The Rape of Proserpina is a 1636 oil painting by Baroque-era Flemish artist and diplomat Peter Paul Rubens.
Proserpine, goddess of spring and daughter of Ceres, is being kidnapped by Pluto, the Ruler of the Underworld. Despite the resistance put up by Minerva, Venus and Diana, their relationship is on its way to cementing into true romance, the presence of the cupids holding the chariot reigns and urging the horses on away from the other gods.
The painting is currently on display at the Museo del Prado in Madrid, Spain.
Not to be confused for the Bernini sculpture of the same name.
The Rape of Proserpina provides examples of:
- Death and the Maiden: The sculpture depicts one of the oldest (known) stories that embody the trope, being the Roman God of the Underworld kidnapping the nubile and desirable Proserpina.
- Love Goddess:
- Venus — Roman Goddess of Love and Sexuality — is one of the goddesses trying to rescue Proserpina.
- The putti are meant to represent Cupid, Roman God of Erotic Love.
- A Match Made in Stockholm: The putti portrayed are meant to evoke imagery of Cupid, implying that Minerva, Venus and Diana are trying to prevent the two from getting in the way of a real relationship. Considering the painting is still called The Rape of Proserpina, this trope still applies.
- Putto: A pair of putti are goading Pluto's horses to help Pluto escape with Proserpina.
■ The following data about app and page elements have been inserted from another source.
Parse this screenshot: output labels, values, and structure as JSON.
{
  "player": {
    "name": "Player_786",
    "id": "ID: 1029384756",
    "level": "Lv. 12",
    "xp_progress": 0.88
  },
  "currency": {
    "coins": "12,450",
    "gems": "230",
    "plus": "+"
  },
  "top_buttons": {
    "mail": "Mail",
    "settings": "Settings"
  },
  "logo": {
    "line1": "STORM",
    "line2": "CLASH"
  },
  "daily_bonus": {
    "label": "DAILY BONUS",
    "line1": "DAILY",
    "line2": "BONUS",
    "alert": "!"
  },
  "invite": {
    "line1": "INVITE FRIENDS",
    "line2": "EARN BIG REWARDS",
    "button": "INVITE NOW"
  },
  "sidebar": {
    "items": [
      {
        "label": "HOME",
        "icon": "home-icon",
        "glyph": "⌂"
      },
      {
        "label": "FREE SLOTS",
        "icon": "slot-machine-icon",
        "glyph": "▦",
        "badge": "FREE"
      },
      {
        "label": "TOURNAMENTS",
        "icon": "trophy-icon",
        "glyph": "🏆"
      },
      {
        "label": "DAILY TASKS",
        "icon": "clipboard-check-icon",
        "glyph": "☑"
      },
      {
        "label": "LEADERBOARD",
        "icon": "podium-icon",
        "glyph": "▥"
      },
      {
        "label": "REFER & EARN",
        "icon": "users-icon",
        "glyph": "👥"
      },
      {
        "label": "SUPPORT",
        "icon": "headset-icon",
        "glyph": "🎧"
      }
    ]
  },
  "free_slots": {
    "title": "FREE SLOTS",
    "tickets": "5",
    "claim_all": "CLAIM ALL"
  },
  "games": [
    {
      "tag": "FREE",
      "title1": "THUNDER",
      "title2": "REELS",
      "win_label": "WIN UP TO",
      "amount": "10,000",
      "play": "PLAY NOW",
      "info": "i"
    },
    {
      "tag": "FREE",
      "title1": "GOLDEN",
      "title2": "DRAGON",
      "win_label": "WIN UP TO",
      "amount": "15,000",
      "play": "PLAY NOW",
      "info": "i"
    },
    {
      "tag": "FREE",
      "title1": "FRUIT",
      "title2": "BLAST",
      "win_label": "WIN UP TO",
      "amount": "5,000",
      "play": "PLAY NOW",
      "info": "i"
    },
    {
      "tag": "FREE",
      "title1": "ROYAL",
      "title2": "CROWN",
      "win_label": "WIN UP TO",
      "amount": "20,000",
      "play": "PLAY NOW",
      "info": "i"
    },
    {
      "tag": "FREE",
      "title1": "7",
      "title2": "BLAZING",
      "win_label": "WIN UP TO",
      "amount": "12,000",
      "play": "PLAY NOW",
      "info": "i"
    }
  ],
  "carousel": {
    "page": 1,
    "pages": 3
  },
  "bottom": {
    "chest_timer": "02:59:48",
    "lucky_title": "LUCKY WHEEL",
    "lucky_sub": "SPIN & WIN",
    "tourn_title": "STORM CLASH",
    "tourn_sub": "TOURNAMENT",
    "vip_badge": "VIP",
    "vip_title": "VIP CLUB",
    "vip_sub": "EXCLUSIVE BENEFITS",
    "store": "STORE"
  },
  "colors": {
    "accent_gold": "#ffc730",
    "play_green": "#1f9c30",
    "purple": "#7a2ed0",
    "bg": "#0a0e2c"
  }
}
- Rule of Symbolism: Venus and Cupid — both gods of different forms of love and sexuality — seem to be on opposing sides of this conflict, with Minerva (goddess of war and wisdom) and Ceres (goddess of motherhood and Proserpina's own mother) trying to separate them. This would imply that the painting is symbolic of Love at First Sight, a passionate and spontaneous form of love opposed by those with prudence and who's love for the querents is familial in nature.